The bar is accessed through the mall, via a lift to the top floor of the car park from where chalk arrows point the way towards this evening oasis.

Klunkerkranich bar at sunset

David Hasselhoff Museum

Although born in Baltimore in the US, David Hasselhoff fortified his German roots and became something of an icon in the country when he performed his song ‘Looking for Freedom’ on New Year’s Eve 1989, hoisted by a crane above the remnants of the Berlin Wall.


The song became an anthem for reunification and “The Hoff” has regularly performed in the city since, including a “30 Years of Freedom” concert in 2019. All of this is celebrated in a tiny 2×1-metre museum in the basement of The Circus Hostel in Mitte, packed with memorabilia from the actor-singer’s career and cementing his connection to the country.

Free Lunchtime Concert at the Philharmonie

At 1pm every Wednesday between September and June, the foyer of the main auditorium of the Berlin Philharmonie fills up with an excited audience there to enjoy a unique experience: a 40 to 50-minute lunchtime show featuring a range of classical music from some of the city’s finest musicians.


Located to the south of Tiergarten at the periphery of former West Berlin, the bright yellow building is a city landmark and while the free concerts are well known to locals, they escape the attention of most visitors.
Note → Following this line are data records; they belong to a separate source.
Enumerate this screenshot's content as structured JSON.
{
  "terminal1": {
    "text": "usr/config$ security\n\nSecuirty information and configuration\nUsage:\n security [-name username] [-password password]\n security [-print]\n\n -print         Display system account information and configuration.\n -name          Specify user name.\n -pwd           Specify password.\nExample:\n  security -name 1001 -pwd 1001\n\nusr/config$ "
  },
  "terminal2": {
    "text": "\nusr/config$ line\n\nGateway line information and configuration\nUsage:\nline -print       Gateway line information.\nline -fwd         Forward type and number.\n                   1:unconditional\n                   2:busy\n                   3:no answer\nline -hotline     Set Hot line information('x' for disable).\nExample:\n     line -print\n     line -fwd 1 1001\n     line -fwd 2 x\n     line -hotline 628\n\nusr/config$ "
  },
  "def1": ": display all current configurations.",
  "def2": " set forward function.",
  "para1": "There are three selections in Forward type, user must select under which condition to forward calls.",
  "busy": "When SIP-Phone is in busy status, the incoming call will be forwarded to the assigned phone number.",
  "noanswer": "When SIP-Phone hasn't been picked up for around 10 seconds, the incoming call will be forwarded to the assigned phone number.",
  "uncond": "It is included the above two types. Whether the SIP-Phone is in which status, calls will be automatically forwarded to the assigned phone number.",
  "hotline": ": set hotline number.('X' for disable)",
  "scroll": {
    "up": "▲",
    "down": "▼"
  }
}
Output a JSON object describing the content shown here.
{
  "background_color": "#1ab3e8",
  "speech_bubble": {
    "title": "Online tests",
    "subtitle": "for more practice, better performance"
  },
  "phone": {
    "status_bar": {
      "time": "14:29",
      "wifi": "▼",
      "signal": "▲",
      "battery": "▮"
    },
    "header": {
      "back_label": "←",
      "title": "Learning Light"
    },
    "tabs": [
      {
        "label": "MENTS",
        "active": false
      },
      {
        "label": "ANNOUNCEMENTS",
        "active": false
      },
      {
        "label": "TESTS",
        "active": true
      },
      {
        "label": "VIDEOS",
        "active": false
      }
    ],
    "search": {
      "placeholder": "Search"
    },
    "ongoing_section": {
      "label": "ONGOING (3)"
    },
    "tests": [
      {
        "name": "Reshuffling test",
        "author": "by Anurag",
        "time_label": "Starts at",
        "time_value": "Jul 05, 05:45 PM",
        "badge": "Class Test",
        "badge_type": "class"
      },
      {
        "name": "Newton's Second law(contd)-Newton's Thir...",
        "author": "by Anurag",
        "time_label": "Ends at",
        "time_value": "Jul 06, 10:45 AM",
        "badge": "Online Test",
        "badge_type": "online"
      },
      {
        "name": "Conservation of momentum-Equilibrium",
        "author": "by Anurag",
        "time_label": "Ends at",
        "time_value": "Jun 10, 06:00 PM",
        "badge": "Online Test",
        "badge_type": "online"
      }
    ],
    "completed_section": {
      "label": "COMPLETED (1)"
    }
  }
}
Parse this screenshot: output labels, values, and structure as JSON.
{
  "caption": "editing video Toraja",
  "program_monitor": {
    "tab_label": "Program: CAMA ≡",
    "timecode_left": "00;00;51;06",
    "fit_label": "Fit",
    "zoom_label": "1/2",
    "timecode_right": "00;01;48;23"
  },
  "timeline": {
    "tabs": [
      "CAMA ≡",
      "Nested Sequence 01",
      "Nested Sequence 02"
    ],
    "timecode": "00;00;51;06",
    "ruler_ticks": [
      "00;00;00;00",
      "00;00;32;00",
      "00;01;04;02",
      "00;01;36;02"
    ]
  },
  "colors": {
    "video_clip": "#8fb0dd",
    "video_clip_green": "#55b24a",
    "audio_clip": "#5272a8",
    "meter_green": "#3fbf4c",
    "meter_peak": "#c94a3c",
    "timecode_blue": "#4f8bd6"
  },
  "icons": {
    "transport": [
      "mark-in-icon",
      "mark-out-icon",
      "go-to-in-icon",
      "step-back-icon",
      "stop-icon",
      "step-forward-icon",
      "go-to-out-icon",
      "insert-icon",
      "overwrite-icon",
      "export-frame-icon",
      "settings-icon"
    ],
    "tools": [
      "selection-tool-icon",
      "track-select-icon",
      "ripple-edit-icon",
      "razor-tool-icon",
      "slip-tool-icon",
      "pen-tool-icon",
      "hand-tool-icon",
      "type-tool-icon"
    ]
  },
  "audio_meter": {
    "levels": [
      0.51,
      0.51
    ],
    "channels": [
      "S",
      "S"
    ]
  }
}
Places are limited to 1500 so it is best to arrive early and the full programme of events is available on the Berliner Philharmoniker website.

Berlin Philharmonie

photography by: A.Savin/ Wikimedia Commons

Viktoriapark Wasserfall

Popular with locals but almost unknown to tourists, Viktoriapark boasts the highest hill in central Berlin, called Kreuzberg (“Cross Hill”) and offering great views of the surrounding city. From these lofty heights, the panorama includes the skyscrapers of Potsdamer Platz, Tiergarten’s golden Victory Column, the redeveloped former brewery complex of Berliner Brauerei-Gesellschaft Tivoli and the large water tank belonging to Tempelhofer Feld, Berlin’s old inner-city airport and now Berlin’s newest and largest (355 hectares) park.


This 66-metre hill was used to cultivate vines up to the 18th century, giving rise to its old name, Runder Weinberg or “Round Vineyard”. Its current name, later adopted as the name for this whole region of Berlin, derives from the cast-iron structure atop the hill, a national monument dedicated in 1821 and celebrating Napoleon’s defeat and the liberation of Europe.


Wishing to enhance the surroundings of the park named after his wife, Kaiser Friedrich III commissioned the development of an urban waterfall at the foot of monument in 1888, modelled on the Krkonoše mountains on the Polish-Czech border. This 24-metre-high water feature was eventually completed in 1894 and accurately emulates its archetype, with its surrounding rocks providing an ideal place to relax on a hot summer’s day.

National Monument for the Liberation Wars and waterfall at Viktoriapark

photography by: Lear 21/ Wikimedia Commons (L) and Sinéad Browne (R)

Wolkenhain Viewing Platform

Located in the eastern district of Marzahn-Hellersdorf, Wolkenhain translates as “cloud grove” and with a little imagination, the slender white columns and irregular shape of this viewing platform resemble exactly that. Completed in 2017 and perched on a 102m hill, the landmark offers views of downtown Berlin and even as far as the western outskirts of the city on a clear day.


While the views alone make a visit here worthwhile, the story of the mound is fascinating. Standing at only 66m tall in 1966, subsequent decades of dumping construction waste and soil led to the mountain almost doubling in height, providing the ideal location for such a unique construction.

Wolkenhain Viewing Platform

photography by: a2 d2/ Flickr